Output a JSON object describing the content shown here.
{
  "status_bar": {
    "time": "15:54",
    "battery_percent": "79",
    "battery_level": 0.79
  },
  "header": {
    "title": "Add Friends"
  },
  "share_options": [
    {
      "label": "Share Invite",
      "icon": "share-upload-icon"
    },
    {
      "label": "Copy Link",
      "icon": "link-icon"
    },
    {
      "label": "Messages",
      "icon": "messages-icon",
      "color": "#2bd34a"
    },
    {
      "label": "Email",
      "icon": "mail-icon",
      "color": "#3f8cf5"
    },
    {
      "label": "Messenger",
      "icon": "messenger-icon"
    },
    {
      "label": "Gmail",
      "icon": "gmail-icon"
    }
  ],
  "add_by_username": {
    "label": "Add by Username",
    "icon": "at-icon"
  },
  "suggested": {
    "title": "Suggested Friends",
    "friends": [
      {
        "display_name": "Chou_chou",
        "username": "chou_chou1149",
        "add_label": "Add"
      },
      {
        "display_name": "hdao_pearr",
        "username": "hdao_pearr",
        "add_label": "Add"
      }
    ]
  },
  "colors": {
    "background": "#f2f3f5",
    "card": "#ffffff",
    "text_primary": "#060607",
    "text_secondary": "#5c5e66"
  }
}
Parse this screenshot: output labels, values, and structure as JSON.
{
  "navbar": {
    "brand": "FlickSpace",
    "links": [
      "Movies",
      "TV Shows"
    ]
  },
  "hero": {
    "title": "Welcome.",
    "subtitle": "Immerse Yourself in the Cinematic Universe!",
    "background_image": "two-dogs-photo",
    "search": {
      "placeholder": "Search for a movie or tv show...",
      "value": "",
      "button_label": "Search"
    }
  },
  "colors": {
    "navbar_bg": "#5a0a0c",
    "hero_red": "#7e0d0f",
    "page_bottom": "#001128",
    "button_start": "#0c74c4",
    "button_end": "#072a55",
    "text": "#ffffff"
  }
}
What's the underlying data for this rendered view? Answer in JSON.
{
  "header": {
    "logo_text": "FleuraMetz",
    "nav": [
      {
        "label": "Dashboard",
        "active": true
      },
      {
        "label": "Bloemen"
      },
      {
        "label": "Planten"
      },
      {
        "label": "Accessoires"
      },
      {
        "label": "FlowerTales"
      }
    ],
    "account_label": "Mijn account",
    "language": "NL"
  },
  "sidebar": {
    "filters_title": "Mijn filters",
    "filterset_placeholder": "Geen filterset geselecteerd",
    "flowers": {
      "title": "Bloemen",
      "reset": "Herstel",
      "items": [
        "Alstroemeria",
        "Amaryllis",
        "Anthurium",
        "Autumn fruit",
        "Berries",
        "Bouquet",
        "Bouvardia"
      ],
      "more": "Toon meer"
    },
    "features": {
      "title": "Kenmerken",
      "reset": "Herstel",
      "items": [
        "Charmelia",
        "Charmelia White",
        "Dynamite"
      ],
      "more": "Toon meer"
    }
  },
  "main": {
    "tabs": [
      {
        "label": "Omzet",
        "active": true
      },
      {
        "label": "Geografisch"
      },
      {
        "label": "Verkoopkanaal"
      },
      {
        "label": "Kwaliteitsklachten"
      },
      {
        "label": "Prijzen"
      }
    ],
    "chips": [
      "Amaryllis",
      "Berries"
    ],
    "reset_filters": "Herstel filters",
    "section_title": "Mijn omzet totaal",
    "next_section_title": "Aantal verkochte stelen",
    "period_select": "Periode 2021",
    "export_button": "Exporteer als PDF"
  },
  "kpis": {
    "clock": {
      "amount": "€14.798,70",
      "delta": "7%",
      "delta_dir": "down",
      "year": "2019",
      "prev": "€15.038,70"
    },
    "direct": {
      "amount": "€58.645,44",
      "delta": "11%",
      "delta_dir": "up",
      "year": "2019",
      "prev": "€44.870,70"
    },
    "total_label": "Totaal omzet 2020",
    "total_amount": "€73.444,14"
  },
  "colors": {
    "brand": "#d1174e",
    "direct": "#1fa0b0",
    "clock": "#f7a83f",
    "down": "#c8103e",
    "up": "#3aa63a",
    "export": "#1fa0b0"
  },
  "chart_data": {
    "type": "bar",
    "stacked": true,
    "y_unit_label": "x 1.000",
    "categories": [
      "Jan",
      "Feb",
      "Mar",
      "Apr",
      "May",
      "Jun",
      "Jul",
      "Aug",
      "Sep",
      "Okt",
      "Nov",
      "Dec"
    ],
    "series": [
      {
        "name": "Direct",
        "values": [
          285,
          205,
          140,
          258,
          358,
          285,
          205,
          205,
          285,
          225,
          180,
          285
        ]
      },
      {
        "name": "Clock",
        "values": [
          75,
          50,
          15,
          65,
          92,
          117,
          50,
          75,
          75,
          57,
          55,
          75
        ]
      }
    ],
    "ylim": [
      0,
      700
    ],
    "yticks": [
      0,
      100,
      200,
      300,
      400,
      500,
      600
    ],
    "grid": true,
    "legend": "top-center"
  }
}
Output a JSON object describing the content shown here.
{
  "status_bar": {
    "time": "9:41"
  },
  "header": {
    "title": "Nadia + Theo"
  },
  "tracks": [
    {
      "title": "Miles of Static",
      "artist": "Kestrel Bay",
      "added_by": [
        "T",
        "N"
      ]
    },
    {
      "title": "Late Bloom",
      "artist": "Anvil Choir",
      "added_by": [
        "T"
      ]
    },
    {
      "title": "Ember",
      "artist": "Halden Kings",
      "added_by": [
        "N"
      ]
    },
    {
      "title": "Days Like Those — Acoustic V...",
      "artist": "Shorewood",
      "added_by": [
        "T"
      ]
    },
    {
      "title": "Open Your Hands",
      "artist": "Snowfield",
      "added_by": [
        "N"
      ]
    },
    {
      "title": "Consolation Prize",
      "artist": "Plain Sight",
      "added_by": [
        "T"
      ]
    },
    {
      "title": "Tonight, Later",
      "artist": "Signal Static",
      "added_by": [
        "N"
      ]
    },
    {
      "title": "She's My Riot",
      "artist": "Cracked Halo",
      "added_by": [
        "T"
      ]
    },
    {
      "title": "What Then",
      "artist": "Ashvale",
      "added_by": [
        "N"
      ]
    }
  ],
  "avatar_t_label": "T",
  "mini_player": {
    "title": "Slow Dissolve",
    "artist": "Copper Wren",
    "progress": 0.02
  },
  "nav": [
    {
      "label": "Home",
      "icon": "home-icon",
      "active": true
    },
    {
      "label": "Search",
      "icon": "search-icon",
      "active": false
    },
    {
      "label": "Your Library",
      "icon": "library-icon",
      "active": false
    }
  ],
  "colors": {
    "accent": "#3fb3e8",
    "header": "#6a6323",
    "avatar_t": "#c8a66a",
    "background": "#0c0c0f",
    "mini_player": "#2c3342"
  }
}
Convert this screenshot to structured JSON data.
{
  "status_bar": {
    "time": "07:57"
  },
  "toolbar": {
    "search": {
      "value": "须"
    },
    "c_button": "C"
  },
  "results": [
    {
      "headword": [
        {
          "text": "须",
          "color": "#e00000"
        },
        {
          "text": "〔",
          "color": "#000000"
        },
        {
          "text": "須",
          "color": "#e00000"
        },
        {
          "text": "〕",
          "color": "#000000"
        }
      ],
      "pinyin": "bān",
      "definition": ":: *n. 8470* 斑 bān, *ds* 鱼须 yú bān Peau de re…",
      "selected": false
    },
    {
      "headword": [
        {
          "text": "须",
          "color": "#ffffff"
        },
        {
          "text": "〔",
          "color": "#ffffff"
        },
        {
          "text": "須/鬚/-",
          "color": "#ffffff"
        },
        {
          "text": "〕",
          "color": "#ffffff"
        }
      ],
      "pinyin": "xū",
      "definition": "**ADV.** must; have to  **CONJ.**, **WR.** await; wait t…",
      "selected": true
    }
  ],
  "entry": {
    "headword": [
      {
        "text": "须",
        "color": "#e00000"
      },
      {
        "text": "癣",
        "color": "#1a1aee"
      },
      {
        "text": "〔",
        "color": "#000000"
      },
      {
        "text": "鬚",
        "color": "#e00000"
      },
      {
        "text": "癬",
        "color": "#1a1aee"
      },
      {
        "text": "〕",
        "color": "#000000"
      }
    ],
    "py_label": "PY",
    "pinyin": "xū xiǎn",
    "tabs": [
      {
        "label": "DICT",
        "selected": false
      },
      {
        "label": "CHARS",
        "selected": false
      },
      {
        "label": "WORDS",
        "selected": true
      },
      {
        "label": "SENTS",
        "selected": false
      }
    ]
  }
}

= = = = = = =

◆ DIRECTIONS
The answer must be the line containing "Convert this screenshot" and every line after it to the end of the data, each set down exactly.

◆ RESULT OF THE EXERCISE
Convert this screenshot to structured JSON data.
{
  "status_bar": {
    "time": "07:57"
  },
  "toolbar": {
    "search": {
      "value": "须"
    },
    "c_button": "C"
  },
  "results": [
    {
      "headword": [
        {
          "text": "须",
          "color": "#e00000"
        },
        {
          "text": "〔",
          "color": "#000000"
        },
        {
          "text": "須",
          "color": "#e00000"
        },
        {
          "text": "〕",
          "color": "#000000"
        }
      ],
      "pinyin": "bān",
      "definition": ":: *n. 8470* 斑 bān, *ds* 鱼须 yú bān Peau de re…",
      "selected": false
    },
    {
      "headword": [
        {
          "text": "须",
          "color": "#ffffff"
        },
        {
          "text": "〔",
          "color": "#ffffff"
        },
        {
          "text": "須/鬚/-",
          "color": "#ffffff"
        },
        {
          "text": "〕",
          "color": "#ffffff"
        }
      ],
      "pinyin": "xū",
      "definition": "**ADV.** must; have to  **CONJ.**, **WR.** await; wait t…",
      "selected": true
    }
  ],
  "entry": {
    "headword": [
      {
        "text": "须",
        "color": "#e00000"
      },
      {
        "text": "癣",
        "color": "#1a1aee"
      },
      {
        "text": "〔",
        "color": "#000000"
      },
      {
        "text": "鬚",
        "color": "#e00000"
      },
      {
        "text": "癬",
        "color": "#1a1aee"
      },
      {
        "text": "〕",
        "color": "#000000"
      }
    ],
    "py_label": "PY",
    "pinyin": "xū xiǎn",
    "tabs": [
      {
        "label": "DICT",
        "selected": false
      },
      {
        "label": "CHARS",
        "selected": false
      },
      {
        "label": "WORDS",
        "selected": true
      },
      {
        "label": "SENTS",
        "selected": false
      }
    ]
  }
}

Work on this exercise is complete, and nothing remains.